TASK DESCRIPTION | Within the material below, filter for lines that hold the word "test".

THE DATA |
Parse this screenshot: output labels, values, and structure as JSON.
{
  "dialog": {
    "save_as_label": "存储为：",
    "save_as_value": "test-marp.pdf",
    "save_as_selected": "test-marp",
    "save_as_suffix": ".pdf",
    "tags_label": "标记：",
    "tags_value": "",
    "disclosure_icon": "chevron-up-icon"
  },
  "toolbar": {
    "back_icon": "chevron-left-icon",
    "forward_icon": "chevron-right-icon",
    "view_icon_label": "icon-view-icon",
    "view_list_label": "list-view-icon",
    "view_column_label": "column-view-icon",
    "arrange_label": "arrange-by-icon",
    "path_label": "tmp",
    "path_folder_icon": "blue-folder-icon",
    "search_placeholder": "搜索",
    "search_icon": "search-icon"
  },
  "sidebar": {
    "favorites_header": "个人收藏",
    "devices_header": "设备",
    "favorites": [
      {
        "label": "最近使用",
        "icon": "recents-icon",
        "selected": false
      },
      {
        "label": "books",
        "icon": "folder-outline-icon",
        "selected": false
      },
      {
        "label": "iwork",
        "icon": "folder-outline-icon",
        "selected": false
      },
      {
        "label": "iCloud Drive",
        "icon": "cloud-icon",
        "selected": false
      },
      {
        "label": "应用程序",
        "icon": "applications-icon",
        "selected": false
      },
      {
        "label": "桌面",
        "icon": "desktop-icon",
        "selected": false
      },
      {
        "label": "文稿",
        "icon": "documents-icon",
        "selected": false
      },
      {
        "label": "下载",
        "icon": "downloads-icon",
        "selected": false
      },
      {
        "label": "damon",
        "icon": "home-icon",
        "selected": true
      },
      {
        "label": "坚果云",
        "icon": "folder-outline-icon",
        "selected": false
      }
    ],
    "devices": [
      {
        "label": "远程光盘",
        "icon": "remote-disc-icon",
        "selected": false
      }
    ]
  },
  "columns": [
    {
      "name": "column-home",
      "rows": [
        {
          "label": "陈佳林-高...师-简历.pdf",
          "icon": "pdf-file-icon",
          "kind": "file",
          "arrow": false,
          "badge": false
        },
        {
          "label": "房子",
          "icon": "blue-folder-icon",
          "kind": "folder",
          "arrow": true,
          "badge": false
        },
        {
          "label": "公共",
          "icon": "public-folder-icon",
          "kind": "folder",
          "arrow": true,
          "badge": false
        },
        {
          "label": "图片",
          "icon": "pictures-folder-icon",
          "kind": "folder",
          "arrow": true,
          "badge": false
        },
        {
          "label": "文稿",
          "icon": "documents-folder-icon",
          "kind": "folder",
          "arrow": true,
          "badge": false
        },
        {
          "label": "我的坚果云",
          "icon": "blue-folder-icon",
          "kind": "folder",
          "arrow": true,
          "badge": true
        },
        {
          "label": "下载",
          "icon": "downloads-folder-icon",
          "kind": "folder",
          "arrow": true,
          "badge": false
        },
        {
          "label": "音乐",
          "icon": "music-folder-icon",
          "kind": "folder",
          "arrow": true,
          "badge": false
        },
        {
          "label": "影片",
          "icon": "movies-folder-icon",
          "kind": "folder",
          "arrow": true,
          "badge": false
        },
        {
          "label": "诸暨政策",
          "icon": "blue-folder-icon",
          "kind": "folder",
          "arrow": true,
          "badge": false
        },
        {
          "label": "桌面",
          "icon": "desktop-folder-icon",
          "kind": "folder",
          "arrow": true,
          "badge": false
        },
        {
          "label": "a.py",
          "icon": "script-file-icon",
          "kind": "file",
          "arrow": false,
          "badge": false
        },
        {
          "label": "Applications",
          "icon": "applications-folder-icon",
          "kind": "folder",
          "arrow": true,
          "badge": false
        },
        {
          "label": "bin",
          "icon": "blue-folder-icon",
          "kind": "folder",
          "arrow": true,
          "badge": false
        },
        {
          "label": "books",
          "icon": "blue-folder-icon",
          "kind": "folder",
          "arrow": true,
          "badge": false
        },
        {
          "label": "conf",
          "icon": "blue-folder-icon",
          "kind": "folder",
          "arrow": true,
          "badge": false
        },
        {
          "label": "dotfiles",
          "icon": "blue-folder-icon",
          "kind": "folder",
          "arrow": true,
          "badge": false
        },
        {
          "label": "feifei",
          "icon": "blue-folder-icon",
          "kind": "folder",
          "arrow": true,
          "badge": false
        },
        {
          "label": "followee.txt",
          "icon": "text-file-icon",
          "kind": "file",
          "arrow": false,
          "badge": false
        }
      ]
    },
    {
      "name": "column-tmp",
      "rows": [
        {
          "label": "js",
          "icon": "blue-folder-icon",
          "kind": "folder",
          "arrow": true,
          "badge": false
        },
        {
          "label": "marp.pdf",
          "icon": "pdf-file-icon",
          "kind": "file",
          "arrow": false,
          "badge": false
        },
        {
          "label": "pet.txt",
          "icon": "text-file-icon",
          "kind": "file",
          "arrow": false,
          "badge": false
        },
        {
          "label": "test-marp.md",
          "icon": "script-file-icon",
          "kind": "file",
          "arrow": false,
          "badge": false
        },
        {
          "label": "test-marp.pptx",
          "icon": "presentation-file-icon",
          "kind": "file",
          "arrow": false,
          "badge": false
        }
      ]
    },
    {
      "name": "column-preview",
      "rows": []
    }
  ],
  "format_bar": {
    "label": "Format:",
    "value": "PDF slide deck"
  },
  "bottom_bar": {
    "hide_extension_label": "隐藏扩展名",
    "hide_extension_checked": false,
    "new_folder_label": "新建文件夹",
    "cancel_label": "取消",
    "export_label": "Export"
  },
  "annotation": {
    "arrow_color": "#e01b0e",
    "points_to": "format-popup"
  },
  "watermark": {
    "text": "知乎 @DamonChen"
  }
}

YOUR RESPONSE |
    "save_as_value": "test-marp.pdf",
    "save_as_selected": "test-marp",
          "label": "test-marp.md",
          "label": "test-marp.pptx",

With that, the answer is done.